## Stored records
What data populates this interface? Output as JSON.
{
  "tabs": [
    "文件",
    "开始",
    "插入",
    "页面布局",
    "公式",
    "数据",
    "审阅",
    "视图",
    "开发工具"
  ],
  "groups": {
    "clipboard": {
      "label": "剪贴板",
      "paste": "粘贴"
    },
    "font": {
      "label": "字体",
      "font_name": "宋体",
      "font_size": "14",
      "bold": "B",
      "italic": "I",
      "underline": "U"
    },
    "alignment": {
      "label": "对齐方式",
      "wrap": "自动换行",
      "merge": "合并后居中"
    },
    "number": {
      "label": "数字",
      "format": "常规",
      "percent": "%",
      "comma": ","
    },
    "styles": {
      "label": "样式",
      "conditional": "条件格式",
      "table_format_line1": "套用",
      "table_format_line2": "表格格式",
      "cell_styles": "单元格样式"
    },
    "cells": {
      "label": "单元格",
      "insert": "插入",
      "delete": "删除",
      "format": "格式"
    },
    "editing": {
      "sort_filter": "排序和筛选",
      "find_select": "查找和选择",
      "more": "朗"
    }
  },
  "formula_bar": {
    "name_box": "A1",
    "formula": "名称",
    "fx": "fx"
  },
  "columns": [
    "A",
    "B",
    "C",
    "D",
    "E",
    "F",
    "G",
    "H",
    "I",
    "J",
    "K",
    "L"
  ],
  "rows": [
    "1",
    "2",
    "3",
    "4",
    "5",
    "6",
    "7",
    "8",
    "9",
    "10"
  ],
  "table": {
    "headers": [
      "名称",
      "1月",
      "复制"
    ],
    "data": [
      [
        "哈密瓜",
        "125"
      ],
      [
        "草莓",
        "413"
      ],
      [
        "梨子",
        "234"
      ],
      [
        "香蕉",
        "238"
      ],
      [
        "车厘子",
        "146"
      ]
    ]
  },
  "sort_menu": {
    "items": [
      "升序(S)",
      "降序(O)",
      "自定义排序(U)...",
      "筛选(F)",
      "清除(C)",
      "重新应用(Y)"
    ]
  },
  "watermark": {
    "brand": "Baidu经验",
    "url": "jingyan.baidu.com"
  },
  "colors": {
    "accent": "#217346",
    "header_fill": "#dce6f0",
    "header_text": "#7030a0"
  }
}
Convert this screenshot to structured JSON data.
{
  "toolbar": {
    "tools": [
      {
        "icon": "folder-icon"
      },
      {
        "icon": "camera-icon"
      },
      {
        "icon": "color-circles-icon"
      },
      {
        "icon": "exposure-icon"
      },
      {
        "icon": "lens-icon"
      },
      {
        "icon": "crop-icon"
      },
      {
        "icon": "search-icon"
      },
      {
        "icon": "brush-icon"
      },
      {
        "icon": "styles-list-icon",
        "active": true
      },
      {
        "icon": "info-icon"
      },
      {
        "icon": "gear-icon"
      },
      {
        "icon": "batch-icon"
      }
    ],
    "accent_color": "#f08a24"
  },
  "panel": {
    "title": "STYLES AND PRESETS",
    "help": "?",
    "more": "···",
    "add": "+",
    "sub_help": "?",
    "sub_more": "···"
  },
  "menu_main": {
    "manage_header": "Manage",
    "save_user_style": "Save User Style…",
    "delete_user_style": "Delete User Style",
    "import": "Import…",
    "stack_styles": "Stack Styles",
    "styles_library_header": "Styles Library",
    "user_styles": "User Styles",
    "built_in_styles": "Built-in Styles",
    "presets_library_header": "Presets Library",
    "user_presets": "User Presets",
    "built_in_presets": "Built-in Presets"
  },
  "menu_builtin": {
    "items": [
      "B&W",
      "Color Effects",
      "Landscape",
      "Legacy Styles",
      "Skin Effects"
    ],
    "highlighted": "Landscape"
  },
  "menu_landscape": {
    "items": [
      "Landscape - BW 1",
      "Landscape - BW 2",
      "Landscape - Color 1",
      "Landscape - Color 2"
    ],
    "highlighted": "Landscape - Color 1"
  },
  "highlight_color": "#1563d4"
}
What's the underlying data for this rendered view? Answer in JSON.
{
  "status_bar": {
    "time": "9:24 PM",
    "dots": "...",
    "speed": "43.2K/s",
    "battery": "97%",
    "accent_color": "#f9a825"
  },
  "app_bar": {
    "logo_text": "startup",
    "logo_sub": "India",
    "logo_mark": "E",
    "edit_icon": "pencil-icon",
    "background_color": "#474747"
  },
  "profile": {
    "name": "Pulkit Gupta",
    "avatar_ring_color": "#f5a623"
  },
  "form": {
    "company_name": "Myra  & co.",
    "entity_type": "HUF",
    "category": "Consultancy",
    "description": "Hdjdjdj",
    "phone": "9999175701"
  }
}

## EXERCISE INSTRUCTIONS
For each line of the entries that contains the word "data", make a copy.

## ANSWER FOR THE TASK
What data populates this interface? Output as JSON.
    "data": [
Convert this screenshot to structured JSON data.
What's the underlying data for this rendered view? Answer in JSON.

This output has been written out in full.